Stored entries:
BEGIN

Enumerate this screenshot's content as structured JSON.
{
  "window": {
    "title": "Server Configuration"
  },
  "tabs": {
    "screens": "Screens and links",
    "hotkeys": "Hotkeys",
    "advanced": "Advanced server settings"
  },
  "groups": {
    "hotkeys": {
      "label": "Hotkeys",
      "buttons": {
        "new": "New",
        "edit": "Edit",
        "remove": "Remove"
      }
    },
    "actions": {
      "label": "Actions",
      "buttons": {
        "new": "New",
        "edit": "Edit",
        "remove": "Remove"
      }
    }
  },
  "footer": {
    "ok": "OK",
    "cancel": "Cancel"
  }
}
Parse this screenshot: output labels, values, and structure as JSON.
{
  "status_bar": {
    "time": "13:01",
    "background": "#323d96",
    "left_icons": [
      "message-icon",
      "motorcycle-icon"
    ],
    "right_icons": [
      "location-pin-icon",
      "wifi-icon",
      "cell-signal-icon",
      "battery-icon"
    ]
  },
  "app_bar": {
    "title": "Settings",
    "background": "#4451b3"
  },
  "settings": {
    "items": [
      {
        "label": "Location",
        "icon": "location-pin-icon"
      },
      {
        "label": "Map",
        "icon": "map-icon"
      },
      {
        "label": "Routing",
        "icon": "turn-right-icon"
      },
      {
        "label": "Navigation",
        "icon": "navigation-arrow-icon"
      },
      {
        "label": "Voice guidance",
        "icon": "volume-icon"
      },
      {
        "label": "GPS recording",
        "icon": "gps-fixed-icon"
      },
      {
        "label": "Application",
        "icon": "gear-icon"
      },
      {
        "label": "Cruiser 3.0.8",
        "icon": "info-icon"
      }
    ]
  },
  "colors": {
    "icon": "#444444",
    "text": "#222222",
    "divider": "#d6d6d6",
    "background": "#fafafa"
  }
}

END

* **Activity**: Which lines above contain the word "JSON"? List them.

* **Answer below**:
Enumerate this screenshot's content as structured JSON.
Parse this screenshot: output labels, values, and structure as JSON.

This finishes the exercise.